The RIBA Future Trends Survey has seen positive figures for a while (see left) but firms have remained cautious about hiring new staff until absolutely necessary, apparently using temporary staff as a stop gap. The last couple of months appear to have been the tipping point though and more jobs are finally becoming available: architectural staff who have spent the last few years waiting for an improvement are considering moving. However, already being in a job means they are far more keen to negotiate a salary increase or better career progression before accepting a new role, and I expect average salaries to start increasing in the coming months. We are also seeing quite a few people who suffered pay cuts during the recession haven’t had salary rises again since construction has picked and are therefore keen to move.
After near constant commentary on the lack of jobs for the last few years it seems strange to start saying this, but in the last couple of months a few skills shortages are emerging for good Part 2s with strong Revit experience and project architects who have worked on luxury residential schemes in central London.
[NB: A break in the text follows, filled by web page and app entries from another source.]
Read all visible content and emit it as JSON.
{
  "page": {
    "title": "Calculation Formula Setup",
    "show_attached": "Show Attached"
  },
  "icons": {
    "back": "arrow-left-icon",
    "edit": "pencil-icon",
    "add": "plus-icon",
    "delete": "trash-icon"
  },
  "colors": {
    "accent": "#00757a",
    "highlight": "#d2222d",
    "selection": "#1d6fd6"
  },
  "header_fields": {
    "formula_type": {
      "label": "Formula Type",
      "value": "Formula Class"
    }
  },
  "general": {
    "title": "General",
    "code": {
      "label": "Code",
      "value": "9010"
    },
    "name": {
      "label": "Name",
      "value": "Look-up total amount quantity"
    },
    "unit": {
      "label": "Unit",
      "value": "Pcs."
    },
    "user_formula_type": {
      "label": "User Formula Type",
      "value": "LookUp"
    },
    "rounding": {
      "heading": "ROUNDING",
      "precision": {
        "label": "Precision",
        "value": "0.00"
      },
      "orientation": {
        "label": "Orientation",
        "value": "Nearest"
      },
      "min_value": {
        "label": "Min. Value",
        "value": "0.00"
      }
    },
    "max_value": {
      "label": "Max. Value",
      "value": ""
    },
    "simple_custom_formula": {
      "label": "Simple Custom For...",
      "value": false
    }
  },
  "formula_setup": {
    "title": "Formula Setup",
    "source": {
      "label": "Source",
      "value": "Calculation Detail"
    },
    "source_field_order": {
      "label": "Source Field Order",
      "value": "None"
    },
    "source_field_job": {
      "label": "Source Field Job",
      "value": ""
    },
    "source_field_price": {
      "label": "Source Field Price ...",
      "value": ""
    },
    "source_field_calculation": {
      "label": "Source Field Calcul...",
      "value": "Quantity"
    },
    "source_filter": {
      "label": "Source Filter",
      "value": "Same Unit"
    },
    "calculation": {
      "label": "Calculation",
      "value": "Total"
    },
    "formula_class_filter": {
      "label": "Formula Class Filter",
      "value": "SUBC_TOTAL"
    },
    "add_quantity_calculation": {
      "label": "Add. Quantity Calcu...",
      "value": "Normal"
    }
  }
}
With a misbalance of skills to jobs salaries might start improving to attract the top talent.
Paul Chappell, RIBA Appointments
The annual RIBA/The Fees Bureau Architects Employment & Earnings Survey is conducted among the UK’s RIBA members via an online questionnaire in April and May 2013. Thanks to the 1,600 architects who responded.
Buy the full report from The Fees Bureau at feesbureau.co.uk or call 01243 555302. RIBA members can see summary statistics from the survey on The Fees Bureau website.